* **Prompt**
Reproduce the data in full, exactly as it appears.

* * * * *

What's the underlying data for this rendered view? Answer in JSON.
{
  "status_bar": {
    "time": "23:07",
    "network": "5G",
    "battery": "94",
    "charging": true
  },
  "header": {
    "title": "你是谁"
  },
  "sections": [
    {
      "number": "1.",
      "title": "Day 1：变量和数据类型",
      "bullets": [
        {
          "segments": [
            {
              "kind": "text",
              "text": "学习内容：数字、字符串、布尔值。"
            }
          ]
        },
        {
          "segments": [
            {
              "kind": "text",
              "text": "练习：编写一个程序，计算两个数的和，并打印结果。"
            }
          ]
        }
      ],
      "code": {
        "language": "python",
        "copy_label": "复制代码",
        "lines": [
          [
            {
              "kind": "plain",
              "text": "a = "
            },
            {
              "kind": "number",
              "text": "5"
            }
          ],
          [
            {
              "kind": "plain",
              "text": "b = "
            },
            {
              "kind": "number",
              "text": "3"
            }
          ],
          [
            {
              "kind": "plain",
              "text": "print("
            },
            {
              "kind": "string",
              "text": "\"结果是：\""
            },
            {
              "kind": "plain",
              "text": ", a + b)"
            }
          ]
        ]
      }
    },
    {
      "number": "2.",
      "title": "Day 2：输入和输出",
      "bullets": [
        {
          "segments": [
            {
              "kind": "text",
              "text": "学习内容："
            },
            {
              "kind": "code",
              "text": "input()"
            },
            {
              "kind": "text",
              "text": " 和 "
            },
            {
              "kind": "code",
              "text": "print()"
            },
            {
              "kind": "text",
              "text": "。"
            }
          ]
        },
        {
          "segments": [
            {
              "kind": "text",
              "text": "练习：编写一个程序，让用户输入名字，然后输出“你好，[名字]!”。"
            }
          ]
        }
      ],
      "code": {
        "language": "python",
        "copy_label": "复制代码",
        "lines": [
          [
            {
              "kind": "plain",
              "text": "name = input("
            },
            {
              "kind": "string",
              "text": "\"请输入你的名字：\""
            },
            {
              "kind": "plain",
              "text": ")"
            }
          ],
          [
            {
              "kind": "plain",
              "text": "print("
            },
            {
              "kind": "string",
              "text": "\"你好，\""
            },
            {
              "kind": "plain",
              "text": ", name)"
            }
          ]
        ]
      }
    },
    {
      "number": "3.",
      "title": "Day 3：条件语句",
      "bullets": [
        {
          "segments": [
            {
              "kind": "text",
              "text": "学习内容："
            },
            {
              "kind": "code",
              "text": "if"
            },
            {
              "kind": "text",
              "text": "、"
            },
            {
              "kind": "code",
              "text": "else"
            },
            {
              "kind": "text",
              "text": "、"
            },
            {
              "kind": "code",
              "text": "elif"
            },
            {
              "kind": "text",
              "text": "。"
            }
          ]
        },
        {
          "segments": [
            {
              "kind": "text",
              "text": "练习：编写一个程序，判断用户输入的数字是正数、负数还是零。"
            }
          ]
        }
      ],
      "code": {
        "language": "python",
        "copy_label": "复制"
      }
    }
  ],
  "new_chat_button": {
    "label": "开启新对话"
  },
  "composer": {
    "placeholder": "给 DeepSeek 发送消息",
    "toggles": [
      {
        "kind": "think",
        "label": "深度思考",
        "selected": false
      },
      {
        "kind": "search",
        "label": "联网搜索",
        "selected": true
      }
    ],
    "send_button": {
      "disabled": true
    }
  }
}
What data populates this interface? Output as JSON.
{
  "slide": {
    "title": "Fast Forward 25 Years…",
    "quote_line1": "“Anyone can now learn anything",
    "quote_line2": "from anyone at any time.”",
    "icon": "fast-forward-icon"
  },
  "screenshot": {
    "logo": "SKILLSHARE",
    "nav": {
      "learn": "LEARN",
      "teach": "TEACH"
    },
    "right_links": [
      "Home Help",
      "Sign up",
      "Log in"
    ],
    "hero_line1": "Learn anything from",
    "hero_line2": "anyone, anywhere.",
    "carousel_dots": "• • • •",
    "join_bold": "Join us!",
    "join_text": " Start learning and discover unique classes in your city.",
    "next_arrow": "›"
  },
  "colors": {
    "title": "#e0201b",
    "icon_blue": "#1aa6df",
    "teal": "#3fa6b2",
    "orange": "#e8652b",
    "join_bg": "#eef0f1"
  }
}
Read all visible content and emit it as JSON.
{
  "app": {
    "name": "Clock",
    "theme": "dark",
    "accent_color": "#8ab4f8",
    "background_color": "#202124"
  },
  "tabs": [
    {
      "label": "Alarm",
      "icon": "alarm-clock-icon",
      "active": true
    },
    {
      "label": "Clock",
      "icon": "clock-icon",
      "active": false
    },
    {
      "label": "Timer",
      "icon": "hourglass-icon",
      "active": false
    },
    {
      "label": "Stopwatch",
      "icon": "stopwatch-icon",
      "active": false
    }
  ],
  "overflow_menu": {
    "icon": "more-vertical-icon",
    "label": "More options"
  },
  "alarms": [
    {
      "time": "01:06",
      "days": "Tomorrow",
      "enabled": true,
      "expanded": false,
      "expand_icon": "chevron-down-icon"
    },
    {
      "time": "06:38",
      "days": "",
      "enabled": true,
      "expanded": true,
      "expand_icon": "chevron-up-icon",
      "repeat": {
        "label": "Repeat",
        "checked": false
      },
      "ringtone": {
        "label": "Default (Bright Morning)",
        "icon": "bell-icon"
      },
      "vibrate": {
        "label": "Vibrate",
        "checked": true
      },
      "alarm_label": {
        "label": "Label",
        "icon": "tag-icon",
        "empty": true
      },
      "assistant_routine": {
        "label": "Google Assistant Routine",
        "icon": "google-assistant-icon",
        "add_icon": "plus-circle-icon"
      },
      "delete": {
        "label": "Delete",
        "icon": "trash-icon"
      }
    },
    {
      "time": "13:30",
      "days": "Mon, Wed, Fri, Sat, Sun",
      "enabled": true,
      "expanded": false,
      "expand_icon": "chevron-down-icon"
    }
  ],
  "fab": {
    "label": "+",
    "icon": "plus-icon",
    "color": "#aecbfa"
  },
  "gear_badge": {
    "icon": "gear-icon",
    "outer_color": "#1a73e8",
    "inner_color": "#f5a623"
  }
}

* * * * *

* **Solution to this exercise**
What's the underlying data for this rendered view? Answer in JSON.
{
  "status_bar": {
    "time": "23:07",
    "network": "5G",
    "battery": "94",
    "charging": true
  },
  "header": {
    "title": "你是谁"
  },
  "sections": [
    {
      "number": "1.",
      "title": "Day 1：变量和数据类型",
      "bullets": [
        {
          "segments": [
            {
              "kind": "text",
              "text": "学习内容：数字、字符串、布尔值。"
            }
          ]
        },
        {
          "segments": [
            {
              "kind": "text",
              "text": "练习：编写一个程序，计算两个数的和，并打印结果。"
            }
          ]
        }
      ],
      "code": {
        "language": "python",
        "copy_label": "复制代码",
        "lines": [
          [
            {
              "kind": "plain",
              "text": "a = "
            },
            {
              "kind": "number",
              "text": "5"
            }
          ],
          [
            {
              "kind": "plain",
              "text": "b = "
            },
            {
              "kind": "number",
              "text": "3"
            }
          ],
          [
            {
              "kind": "plain",
              "text": "print("
            },
            {
              "kind": "string",
              "text": "\"结果是：\""
            },
            {
              "kind": "plain",
              "text": ", a + b)"
            }
          ]
        ]
      }
    },
    {
      "number": "2.",
      "title": "Day 2：输入和输出",
      "bullets": [
        {
          "segments": [
            {
              "kind": "text",
              "text": "学习内容："
            },
            {
              "kind": "code",
              "text": "input()"
            },
            {
              "kind": "text",
              "text": " 和 "
            },
            {
              "kind": "code",
              "text": "print()"
            },
            {
              "kind": "text",
              "text": "。"
            }
          ]
        },
        {
          "segments": [
            {
              "kind": "text",
              "text": "练习：编写一个程序，让用户输入名字，然后输出“你好，[名字]!”。"
            }
          ]
        }
      ],
      "code": {
        "language": "python",
        "copy_label": "复制代码",
        "lines": [
          [
            {
              "kind": "plain",
              "text": "name = input("
            },
            {
              "kind": "string",
              "text": "\"请输入你的名字：\""
            },
            {
              "kind": "plain",
              "text": ")"
            }
          ],
          [
            {
              "kind": "plain",
              "text": "print("
            },
            {
              "kind": "string",
              "text": "\"你好，\""
            },
            {
              "kind": "plain",
              "text": ", name)"
            }
          ]
        ]
      }
    },
    {
      "number": "3.",
      "title": "Day 3：条件语句",
      "bullets": [
        {
          "segments": [
            {
              "kind": "text",
              "text": "学习内容："
            },
            {
              "kind": "code",
              "text": "if"
            },
            {
              "kind": "text",
              "text": "、"
            },
            {
              "kind": "code",
              "text": "else"
            },
            {
              "kind": "text",
              "text": "、"
            },
            {
              "kind": "code",
              "text": "elif"
            },
            {
              "kind": "text",
              "text": "。"
            }
          ]
        },
        {
          "segments": [
            {
              "kind": "text",
              "text": "练习：编写一个程序，判断用户输入的数字是正数、负数还是零。"
            }
          ]
        }
      ],
      "code": {
        "language": "python",
        "copy_label": "复制"
      }
    }
  ],
  "new_chat_button": {
    "label": "开启新对话"
  },
  "composer": {
    "placeholder": "给 DeepSeek 发送消息",
    "toggles": [
      {
        "kind": "think",
        "label": "深度思考",
        "selected": false
      },
      {
        "kind": "search",
        "label": "联网搜索",
        "selected": true
      }
    ],
    "send_button": {
      "disabled": true
    }
  }
}
What data populates this interface? Output as JSON.
{
  "slide": {
    "title": "Fast Forward 25 Years…",
    "quote_line1": "“Anyone can now learn anything",
    "quote_line2": "from anyone at any time.”",
    "icon": "fast-forward-icon"
  },
  "screenshot": {
    "logo": "SKILLSHARE",
    "nav": {
      "learn": "LEARN",
      "teach": "TEACH"
    },
    "right_links": [
      "Home Help",
      "Sign up",
      "Log in"
    ],
    "hero_line1": "Learn anything from",
    "hero_line2": "anyone, anywhere.",
    "carousel_dots": "• • • •",
    "join_bold": "Join us!",
    "join_text": " Start learning and discover unique classes in your city.",
    "next_arrow": "›"
  },
  "colors": {
    "title": "#e0201b",
    "icon_blue": "#1aa6df",
    "teal": "#3fa6b2",
    "orange": "#e8652b",
    "join_bg": "#eef0f1"
  }
}
Read all visible content and emit it as JSON.
{
  "app": {
    "name": "Clock",
    "theme": "dark",
    "accent_color": "#8ab4f8",
    "background_color": "#202124"
  },
  "tabs": [
    {
      "label": "Alarm",
      "icon": "alarm-clock-icon",
      "active": true
    },
    {
      "label": "Clock",
      "icon": "clock-icon",
      "active": false
    },
    {
      "label": "Timer",
      "icon": "hourglass-icon",
      "active": false
    },
    {
      "label": "Stopwatch",
      "icon": "stopwatch-icon",
      "active": false
    }
  ],
  "overflow_menu": {
    "icon": "more-vertical-icon",
    "label": "More options"
  },
  "alarms": [
    {
      "time": "01:06",
      "days": "Tomorrow",
      "enabled": true,
      "expanded": false,
      "expand_icon": "chevron-down-icon"
    },
    {
      "time": "06:38",
      "days": "",
      "enabled": true,
      "expanded": true,
      "expand_icon": "chevron-up-icon",
      "repeat": {
        "label": "Repeat",
        "checked": false
      },
      "ringtone": {
        "label": "Default (Bright Morning)",
        "icon": "bell-icon"
      },
      "vibrate": {
        "label": "Vibrate",
        "checked": true
      },
      "alarm_label": {
        "label": "Label",
        "icon": "tag-icon",
        "empty": true
      },
      "assistant_routine": {
        "label": "Google Assistant Routine",
        "icon": "google-assistant-icon",
        "add_icon": "plus-circle-icon"
      },
      "delete": {
        "label": "Delete",
        "icon": "trash-icon"
      }
    },
    {
      "time": "13:30",
      "days": "Mon, Wed, Fri, Sat, Sun",
      "enabled": true,
      "expanded": false,
      "expand_icon": "chevron-down-icon"
    }
  ],
  "fab": {
    "label": "+",
    "icon": "plus-icon",
    "color": "#aecbfa"
  },
  "gear_badge": {
    "icon": "gear-icon",
    "outer_color": "#1a73e8",
    "inner_color": "#f5a623"
  }
}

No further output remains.